§ **REQUIRED WORK**: Copy every record word for word.
= Beginning of Section =
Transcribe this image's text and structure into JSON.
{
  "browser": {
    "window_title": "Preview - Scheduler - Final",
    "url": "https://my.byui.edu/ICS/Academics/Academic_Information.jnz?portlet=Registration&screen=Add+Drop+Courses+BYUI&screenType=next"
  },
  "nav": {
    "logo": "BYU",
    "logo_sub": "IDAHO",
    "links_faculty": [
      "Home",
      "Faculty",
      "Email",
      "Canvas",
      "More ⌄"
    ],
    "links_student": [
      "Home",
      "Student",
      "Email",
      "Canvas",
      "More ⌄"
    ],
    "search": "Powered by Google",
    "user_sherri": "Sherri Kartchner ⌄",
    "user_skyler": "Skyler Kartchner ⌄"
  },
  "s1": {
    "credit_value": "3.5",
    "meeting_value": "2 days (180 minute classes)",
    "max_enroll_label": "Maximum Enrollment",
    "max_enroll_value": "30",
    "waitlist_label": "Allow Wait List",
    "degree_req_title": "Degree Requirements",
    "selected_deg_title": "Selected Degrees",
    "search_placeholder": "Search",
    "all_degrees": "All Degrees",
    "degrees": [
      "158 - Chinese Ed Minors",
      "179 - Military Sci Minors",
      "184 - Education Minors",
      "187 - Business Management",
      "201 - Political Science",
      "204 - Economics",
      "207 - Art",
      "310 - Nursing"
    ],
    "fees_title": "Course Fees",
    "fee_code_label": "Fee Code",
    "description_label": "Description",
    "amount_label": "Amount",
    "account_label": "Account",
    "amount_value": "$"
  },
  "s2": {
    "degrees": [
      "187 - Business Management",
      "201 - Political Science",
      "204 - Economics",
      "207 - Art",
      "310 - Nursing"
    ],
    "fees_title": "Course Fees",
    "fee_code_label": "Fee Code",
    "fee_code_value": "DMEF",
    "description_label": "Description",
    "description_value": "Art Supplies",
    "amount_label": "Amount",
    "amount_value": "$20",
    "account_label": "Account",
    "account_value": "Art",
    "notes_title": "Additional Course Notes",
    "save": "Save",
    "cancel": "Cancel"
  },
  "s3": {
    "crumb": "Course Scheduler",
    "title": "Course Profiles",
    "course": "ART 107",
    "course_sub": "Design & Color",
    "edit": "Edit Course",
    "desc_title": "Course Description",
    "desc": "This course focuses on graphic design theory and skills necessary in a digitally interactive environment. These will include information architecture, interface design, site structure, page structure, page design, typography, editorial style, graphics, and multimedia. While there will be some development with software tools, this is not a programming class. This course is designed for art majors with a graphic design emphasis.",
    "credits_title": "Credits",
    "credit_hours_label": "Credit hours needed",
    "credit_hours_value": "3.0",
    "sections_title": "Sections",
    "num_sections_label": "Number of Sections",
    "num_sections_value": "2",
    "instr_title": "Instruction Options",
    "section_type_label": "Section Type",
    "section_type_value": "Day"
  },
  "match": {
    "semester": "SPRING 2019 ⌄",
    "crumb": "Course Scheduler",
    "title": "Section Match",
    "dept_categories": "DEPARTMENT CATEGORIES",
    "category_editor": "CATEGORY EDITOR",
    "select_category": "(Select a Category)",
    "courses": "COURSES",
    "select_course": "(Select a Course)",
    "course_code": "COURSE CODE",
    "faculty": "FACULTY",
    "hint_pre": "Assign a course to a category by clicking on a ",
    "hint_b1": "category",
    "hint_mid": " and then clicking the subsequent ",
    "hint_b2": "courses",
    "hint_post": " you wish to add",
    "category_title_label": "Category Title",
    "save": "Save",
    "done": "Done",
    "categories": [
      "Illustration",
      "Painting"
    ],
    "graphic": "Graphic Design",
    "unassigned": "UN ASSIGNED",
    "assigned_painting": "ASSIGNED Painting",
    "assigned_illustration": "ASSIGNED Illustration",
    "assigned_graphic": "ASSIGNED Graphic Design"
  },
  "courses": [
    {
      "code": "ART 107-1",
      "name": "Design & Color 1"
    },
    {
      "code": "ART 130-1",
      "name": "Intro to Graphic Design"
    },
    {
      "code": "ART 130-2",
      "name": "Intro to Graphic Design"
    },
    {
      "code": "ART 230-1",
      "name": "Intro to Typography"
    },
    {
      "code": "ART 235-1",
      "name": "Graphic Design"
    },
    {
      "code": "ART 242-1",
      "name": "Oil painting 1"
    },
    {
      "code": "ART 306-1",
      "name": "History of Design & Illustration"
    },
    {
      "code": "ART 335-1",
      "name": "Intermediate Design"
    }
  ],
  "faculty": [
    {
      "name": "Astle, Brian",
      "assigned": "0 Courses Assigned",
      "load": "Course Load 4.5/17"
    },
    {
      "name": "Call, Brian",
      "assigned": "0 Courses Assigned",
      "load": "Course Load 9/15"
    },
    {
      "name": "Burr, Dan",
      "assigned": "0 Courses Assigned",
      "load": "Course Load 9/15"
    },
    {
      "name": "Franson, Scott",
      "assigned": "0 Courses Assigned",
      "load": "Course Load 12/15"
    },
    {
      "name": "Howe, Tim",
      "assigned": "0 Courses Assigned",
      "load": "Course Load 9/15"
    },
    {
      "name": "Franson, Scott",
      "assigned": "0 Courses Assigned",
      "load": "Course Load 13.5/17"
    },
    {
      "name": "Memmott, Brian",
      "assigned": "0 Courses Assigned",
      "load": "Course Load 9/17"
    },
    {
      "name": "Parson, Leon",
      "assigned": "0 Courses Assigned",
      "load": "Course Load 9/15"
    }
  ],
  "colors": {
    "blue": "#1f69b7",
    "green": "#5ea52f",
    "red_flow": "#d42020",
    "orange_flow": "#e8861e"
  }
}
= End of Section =
§ **EXPECTED ANSWER**:
Transcribe this image's text and structure into JSON.
{
  "browser": {
    "window_title": "Preview - Scheduler - Final",
    "url": "https://my.byui.edu/ICS/Academics/Academic_Information.jnz?portlet=Registration&screen=Add+Drop+Courses+BYUI&screenType=next"
  },
  "nav": {
    "logo": "BYU",
    "logo_sub": "IDAHO",
    "links_faculty": [
      "Home",
      "Faculty",
      "Email",
      "Canvas",
      "More ⌄"
    ],
    "links_student": [
      "Home",
      "Student",
      "Email",
      "Canvas",
      "More ⌄"
    ],
    "search": "Powered by Google",
    "user_sherri": "Sherri Kartchner ⌄",
    "user_skyler": "Skyler Kartchner ⌄"
  },
  "s1": {
    "credit_value": "3.5",
    "meeting_value": "2 days (180 minute classes)",
    "max_enroll_label": "Maximum Enrollment",
    "max_enroll_value": "30",
    "waitlist_label": "Allow Wait List",
    "degree_req_title": "Degree Requirements",
    "selected_deg_title": "Selected Degrees",
    "search_placeholder": "Search",
    "all_degrees": "All Degrees",
    "degrees": [
      "158 - Chinese Ed Minors",
      "179 - Military Sci Minors",
      "184 - Education Minors",
      "187 - Business Management",
      "201 - Political Science",
      "204 - Economics",
      "207 - Art",
      "310 - Nursing"
    ],
    "fees_title": "Course Fees",
    "fee_code_label": "Fee Code",
    "description_label": "Description",
    "amount_label": "Amount",
    "account_label": "Account",
    "amount_value": "$"
  },
  "s2": {
    "degrees": [
      "187 - Business Management",
      "201 - Political Science",
      "204 - Economics",
      "207 - Art",
      "310 - Nursing"
    ],
    "fees_title": "Course Fees",
    "fee_code_label": "Fee Code",
    "fee_code_value": "DMEF",
    "description_label": "Description",
    "description_value": "Art Supplies",
    "amount_label": "Amount",
    "amount_value": "$20",
    "account_label": "Account",
    "account_value": "Art",
    "notes_title": "Additional Course Notes",
    "save": "Save",
    "cancel": "Cancel"
  },
  "s3": {
    "crumb": "Course Scheduler",
    "title": "Course Profiles",
    "course": "ART 107",
    "course_sub": "Design & Color",
    "edit": "Edit Course",
    "desc_title": "Course Description",
    "desc": "This course focuses on graphic design theory and skills necessary in a digitally interactive environment. These will include information architecture, interface design, site structure, page structure, page design, typography, editorial style, graphics, and multimedia. While there will be some development with software tools, this is not a programming class. This course is designed for art majors with a graphic design emphasis.",
    "credits_title": "Credits",
    "credit_hours_label": "Credit hours needed",
    "credit_hours_value": "3.0",
    "sections_title": "Sections",
    "num_sections_label": "Number of Sections",
    "num_sections_value": "2",
    "instr_title": "Instruction Options",
    "section_type_label": "Section Type",
    "section_type_value": "Day"
  },
  "match": {
    "semester": "SPRING 2019 ⌄",
    "crumb": "Course Scheduler",
    "title": "Section Match",
    "dept_categories": "DEPARTMENT CATEGORIES",
    "category_editor": "CATEGORY EDITOR",
    "select_category": "(Select a Category)",
    "courses": "COURSES",
    "select_course": "(Select a Course)",
    "course_code": "COURSE CODE",
    "faculty": "FACULTY",
    "hint_pre": "Assign a course to a category by clicking on a ",
    "hint_b1": "category",
    "hint_mid": " and then clicking the subsequent ",
    "hint_b2": "courses",
    "hint_post": " you wish to add",
    "category_title_label": "Category Title",
    "save": "Save",
    "done": "Done",
    "categories": [
      "Illustration",
      "Painting"
    ],
    "graphic": "Graphic Design",
    "unassigned": "UN ASSIGNED",
    "assigned_painting": "ASSIGNED Painting",
    "assigned_illustration": "ASSIGNED Illustration",
    "assigned_graphic": "ASSIGNED Graphic Design"
  },
  "courses": [
    {
      "code": "ART 107-1",
      "name": "Design & Color 1"
    },
    {
      "code": "ART 130-1",
      "name": "Intro to Graphic Design"
    },
    {
      "code": "ART 130-2",
      "name": "Intro to Graphic Design"
    },
    {
      "code": "ART 230-1",
      "name": "Intro to Typography"
    },
    {
      "code": "ART 235-1",
      "name": "Graphic Design"
    },
    {
      "code": "ART 242-1",
      "name": "Oil painting 1"
    },
    {
      "code": "ART 306-1",
      "name": "History of Design & Illustration"
    },
    {
      "code": "ART 335-1",
      "name": "Intermediate Design"
    }
  ],
  "faculty": [
    {
      "name": "Astle, Brian",
      "assigned": "0 Courses Assigned",
      "load": "Course Load 4.5/17"
    },
    {
      "name": "Call, Brian",
      "assigned": "0 Courses Assigned",
      "load": "Course Load 9/15"
    },
    {
      "name": "Burr, Dan",
      "assigned": "0 Courses Assigned",
      "load": "Course Load 9/15"
    },
    {
      "name": "Franson, Scott",
      "assigned": "0 Courses Assigned",
      "load": "Course Load 12/15"
    },
    {
      "name": "Howe, Tim",
      "assigned": "0 Courses Assigned",
      "load": "Course Load 9/15"
    },
    {
      "name": "Franson, Scott",
      "assigned": "0 Courses Assigned",
      "load": "Course Load 13.5/17"
    },
    {
      "name": "Memmott, Brian",
      "assigned": "0 Courses Assigned",
      "load": "Course Load 9/17"
    },
    {
      "name": "Parson, Leon",
      "assigned": "0 Courses Assigned",
      "load": "Course Load 9/15"
    }
  ],
  "colors": {
    "blue": "#1f69b7",
    "green": "#5ea52f",
    "red_flow": "#d42020",
    "orange_flow": "#e8861e"
  }
}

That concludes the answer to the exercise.